BBS02 kit from BafangUSADirect: $500
color 500C display
BBSHD kit from Luna: $640
Cheapie DPC-07 display
My basic builds spec a BBS02, where you save money. But you can kill a BBS02 if you screw up. The HD is so robust it can't be killed in a cargo bike application unless you genuinely try via hot rodding it.

From Bicycle Motorworks (pack made to order in USA)
52v, 16ah Samsung 40T (21700 cells) pack: $470 or
52v, 12.5ah Samsung 25R (18650 cells) pack: $420

Magura MT5 brakes (2 sets) $122 x 2 = $244 or
Magura MT5e brakes (2 sets) plus bus cable: 160x2+26
Magura Storm HC 2x180mm rotors 2x$30=60

Lowest cost with BBS02 and 12.5ah battery: $2123
Highest cost with BBSHD and 16ah battery: $2313

And of course, your time/effort to install everything, which is either part of the fun or a big chore depending on you.

Yup, everything has gone up. But the build above would get you a bike with a solid, powerful, reliable motor and if you spring for it, one that you probably will be unable to kill even if you try - on a solid frame that should take anything you can throw at it. And it has darn near the best brakes money can buy which is something nobody else has done on bikes that by their nature have super heavy loads and relatively high speeds given the electric motor.

I would also spring the roughly $150 on a 9-spd drivetrain like I describe in the build links. Its a solid performer with a mid drive and shifts butter smooth, which the stock Shimano bits do NOT.

Also everything here is in stock (or the bike and the parts are). If I were on a budget and wanted a cargo+commuter, I would still do an Envoy.
The M625 is already available on AliExpress. :D



Active Member
I've read so many of y'alls awesome posts and suggestions for other people, so I thought I would dip my toes in, too, and ask for advice.

I'm a moped person, new to the ebike world. I'm interested in continuing to reduce reliance on my car, and love using my mopeds to get around, but unfortunately, they're not very conducive to large grocery trips/carrying a lot of stuff (even with my tried and true milk crate/backpack combo). I've obviously come across the RadWagon, and am definitely intrigued, but discouraged based on the very (steep) hilly area I'm going to be living and am considering going for more of the mid-drive situation.

I've also contemplated purchasing a pre-owned bike and converting it to an ebike. I've found a Mongoose Envoy that's an ~okay~ price point, but then was looking into Mongoose Envoy builds only to see that the price is potentially more than buying a manufactured ebike. I've also been toying around for just waiting to find the ideal used ebike, but I'm not sure if the pre-owned ebike situation is incredibly robust where I live (think the Indianapolis to Lexington KY area [mostly because I do travel between that span of I-65 for family/work-related reasons]).

Okay, here's my list of considerations and I'd love feedback.

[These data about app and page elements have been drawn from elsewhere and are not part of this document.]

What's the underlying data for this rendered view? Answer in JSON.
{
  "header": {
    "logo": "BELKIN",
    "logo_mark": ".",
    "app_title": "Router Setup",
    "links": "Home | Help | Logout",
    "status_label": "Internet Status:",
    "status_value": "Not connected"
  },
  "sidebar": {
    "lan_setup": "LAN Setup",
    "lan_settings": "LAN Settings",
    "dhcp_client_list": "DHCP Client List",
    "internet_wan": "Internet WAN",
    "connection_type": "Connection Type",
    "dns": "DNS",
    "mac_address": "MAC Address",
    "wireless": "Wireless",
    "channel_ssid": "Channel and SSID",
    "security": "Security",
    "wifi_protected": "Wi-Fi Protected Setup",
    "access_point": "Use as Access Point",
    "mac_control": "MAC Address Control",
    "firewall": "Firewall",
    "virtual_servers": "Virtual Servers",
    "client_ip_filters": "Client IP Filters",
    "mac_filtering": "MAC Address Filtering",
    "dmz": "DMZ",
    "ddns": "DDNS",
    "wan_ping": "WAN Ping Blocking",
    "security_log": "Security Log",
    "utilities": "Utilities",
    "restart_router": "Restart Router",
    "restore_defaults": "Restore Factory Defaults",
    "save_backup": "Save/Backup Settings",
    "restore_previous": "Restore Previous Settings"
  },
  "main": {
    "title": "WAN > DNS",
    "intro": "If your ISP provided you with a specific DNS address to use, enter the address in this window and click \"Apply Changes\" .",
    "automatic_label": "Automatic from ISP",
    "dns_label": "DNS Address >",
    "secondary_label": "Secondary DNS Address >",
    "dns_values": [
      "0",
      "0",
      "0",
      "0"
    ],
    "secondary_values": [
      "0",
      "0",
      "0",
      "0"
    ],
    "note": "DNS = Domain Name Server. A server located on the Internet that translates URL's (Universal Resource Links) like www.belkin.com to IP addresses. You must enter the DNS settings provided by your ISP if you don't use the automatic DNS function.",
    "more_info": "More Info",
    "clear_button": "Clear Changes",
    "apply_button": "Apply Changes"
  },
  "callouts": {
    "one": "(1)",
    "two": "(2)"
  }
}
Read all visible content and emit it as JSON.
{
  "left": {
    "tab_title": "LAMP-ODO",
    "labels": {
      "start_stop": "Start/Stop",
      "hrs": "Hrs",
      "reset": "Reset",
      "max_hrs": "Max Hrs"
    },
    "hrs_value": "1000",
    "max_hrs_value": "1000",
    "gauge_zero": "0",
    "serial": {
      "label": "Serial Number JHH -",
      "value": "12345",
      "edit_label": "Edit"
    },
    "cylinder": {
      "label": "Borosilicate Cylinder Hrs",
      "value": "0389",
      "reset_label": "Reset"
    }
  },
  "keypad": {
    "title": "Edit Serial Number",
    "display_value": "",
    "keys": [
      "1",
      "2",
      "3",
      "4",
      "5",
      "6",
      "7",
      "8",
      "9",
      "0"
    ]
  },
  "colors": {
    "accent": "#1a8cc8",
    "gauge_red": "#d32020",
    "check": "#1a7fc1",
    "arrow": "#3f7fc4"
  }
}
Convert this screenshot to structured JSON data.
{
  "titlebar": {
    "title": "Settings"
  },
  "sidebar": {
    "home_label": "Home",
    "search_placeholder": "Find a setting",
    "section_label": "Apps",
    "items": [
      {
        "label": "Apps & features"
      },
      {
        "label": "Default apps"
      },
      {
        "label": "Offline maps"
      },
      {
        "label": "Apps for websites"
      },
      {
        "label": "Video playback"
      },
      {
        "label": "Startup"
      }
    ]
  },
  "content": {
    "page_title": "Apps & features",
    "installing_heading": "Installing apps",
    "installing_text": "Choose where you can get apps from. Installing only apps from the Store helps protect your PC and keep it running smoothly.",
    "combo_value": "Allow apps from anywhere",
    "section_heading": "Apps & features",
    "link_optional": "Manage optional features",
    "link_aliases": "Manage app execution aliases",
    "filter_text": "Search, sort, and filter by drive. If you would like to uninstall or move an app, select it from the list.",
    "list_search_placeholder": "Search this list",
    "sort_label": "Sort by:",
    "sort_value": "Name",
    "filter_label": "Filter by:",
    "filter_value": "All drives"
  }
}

1) Environmental strain -- preferably an environmentally-conscious option that takes into consideration driving the market forward/consumption of new material & overall environmental footprint (while acknowledging it is definitely not perfect).
2) Capable of carrying a fair amount of groceries/running errands
3) Hilly riding conditions
4) Big riders (I'm 5'10 and my husband is 6'1)
5) Also a good commute-to-work bike (so maybe not a longtail, but something for carrying trailers?--this is where I defo need opinions due to the trailer hitch/drivetrain/hill considerations discussed).
6) Not obscenely expensive (ideally under 2k, but that seems VERY limited)

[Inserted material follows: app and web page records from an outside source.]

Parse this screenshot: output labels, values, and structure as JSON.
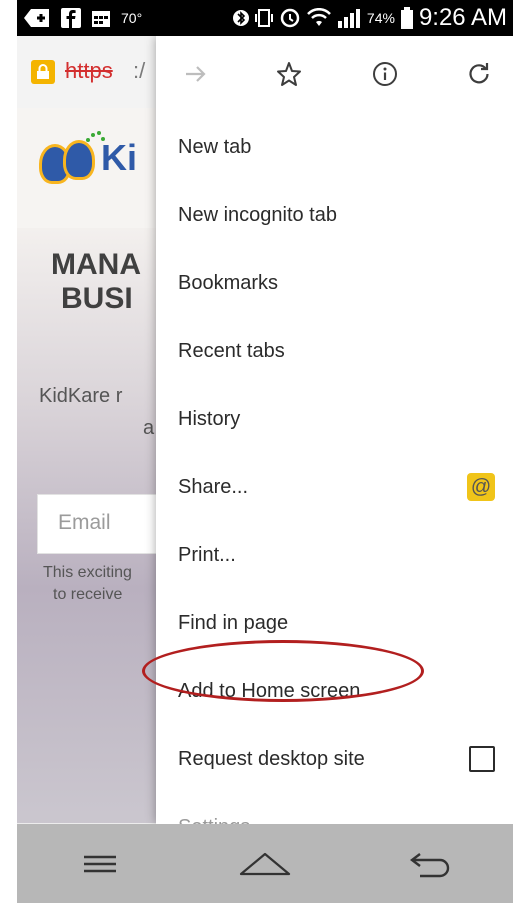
{
  "status_bar": {
    "temperature": "70°",
    "battery_percent": "74%",
    "time": "9:26 AM"
  },
  "url_bar": {
    "scheme": "https",
    "rest": ":/"
  },
  "page": {
    "logo_text": "Ki",
    "hero_title_lines": [
      "MANA",
      "BUSI"
    ],
    "description_lines": [
      "KidKare r",
      "a"
    ],
    "email_placeholder": "Email",
    "note_lines": [
      "This exciting",
      "to receive"
    ]
  },
  "menu": {
    "top_icons": [
      "forward-icon",
      "bookmark-star-icon",
      "page-info-icon",
      "reload-icon"
    ],
    "items": [
      {
        "label": "New tab"
      },
      {
        "label": "New incognito tab"
      },
      {
        "label": "Bookmarks"
      },
      {
        "label": "Recent tabs"
      },
      {
        "label": "History"
      },
      {
        "label": "Share..."
      },
      {
        "label": "Print..."
      },
      {
        "label": "Find in page"
      },
      {
        "label": "Add to Home screen"
      },
      {
        "label": "Request desktop site"
      },
      {
        "label": "Settings"
      }
    ],
    "share_app_glyph": "@",
    "highlight_color": "#b21f1f"
  },
  "nav_bar": {
    "buttons": [
      "menu-icon",
      "home-icon",
      "back-icon"
    ]
  }
}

Look at the ability of the bike frame to support panniers and a crate for your grocery runs. If it lacks power for the steep hills you do have the option of having the bike shop replace the largest rear cog with a larger one. This will mean adding a few more links to the chain and possilbly a different rear derailleur but this is not a big deal. The cargo type bikes are usually configured for flat terrain and so the gearing is on the tall side. The Radwagon for example comes with a 7-speed 11-34 freewheel which is pretty good and going to a lower rear cog means less stress on the motor and so not a problem in terms of reliability. Option also of putting a smaller front chainring but that will make all your gears lower instead of just having a ultra low "granny" gear for steep hills.